__RECORDS PROVIDED__:
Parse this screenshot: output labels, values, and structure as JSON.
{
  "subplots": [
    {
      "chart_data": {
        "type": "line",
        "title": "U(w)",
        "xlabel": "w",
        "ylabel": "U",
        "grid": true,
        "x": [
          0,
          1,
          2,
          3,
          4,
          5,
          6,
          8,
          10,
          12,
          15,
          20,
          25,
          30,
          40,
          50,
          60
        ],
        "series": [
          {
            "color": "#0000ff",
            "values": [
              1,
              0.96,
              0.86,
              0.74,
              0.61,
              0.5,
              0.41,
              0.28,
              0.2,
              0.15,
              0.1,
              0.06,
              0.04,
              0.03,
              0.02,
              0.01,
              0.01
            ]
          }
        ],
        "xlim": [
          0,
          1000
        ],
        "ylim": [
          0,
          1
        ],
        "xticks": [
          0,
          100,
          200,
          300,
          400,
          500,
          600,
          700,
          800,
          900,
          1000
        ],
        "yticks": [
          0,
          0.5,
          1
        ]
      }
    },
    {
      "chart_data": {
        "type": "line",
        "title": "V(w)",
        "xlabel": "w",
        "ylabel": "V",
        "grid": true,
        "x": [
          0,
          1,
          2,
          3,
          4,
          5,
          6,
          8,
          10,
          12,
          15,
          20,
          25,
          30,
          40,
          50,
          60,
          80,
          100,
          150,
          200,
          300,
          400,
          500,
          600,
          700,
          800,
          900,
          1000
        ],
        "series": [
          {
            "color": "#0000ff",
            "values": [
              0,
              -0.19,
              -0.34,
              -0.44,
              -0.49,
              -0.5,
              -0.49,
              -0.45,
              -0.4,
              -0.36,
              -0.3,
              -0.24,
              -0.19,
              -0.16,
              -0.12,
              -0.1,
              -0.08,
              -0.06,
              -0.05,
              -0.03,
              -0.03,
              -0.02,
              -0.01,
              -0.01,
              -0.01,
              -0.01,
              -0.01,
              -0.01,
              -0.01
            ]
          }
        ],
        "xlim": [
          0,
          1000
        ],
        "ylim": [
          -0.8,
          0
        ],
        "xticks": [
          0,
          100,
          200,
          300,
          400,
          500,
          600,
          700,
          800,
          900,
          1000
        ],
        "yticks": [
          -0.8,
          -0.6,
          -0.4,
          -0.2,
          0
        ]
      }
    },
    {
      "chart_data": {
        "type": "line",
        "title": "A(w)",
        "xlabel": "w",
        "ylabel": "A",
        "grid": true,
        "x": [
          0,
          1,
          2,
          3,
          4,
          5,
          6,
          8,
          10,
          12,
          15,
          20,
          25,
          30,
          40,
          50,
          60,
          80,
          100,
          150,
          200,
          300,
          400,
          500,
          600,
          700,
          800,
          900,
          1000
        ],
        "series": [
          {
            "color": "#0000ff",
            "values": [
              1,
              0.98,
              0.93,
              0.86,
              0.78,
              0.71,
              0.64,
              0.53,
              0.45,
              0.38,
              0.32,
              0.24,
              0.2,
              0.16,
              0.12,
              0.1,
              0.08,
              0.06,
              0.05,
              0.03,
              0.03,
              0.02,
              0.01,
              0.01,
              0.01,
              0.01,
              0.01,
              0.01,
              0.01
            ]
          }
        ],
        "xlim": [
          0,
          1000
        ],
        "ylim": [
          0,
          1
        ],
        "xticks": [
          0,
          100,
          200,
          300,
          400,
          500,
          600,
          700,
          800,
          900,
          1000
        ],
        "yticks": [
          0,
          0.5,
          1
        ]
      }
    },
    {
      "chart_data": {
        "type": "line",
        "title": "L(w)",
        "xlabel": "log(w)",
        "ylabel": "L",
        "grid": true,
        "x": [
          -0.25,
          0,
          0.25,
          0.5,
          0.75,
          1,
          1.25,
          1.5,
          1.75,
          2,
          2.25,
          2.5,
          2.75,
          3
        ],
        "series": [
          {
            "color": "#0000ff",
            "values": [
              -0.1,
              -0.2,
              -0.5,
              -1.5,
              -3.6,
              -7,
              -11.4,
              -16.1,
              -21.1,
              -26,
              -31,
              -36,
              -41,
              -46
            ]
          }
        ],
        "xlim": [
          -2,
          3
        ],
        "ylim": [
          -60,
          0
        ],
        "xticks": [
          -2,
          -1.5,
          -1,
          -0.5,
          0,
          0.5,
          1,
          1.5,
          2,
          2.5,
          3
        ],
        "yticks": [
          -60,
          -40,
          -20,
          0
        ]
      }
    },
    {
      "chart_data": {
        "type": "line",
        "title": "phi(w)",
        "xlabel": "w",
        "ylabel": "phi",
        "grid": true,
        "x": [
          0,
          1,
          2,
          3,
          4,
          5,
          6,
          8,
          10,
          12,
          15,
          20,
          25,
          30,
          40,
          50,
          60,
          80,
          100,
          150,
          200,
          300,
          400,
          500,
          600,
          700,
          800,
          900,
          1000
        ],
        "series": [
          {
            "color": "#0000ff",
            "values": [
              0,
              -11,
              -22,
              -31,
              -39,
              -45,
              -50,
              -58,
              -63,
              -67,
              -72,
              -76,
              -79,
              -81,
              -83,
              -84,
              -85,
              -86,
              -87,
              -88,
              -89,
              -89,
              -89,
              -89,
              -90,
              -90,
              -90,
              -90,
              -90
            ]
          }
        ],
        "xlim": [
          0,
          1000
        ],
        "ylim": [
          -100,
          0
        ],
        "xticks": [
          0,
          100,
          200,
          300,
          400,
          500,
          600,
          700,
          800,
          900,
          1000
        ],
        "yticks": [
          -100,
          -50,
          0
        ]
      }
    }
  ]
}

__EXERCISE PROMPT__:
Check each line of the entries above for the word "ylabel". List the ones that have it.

__RESULT OF THIS TASK__:
        "ylabel": "U",
        "ylabel": "V",
        "ylabel": "A",
        "ylabel": "L",
        "ylabel": "phi",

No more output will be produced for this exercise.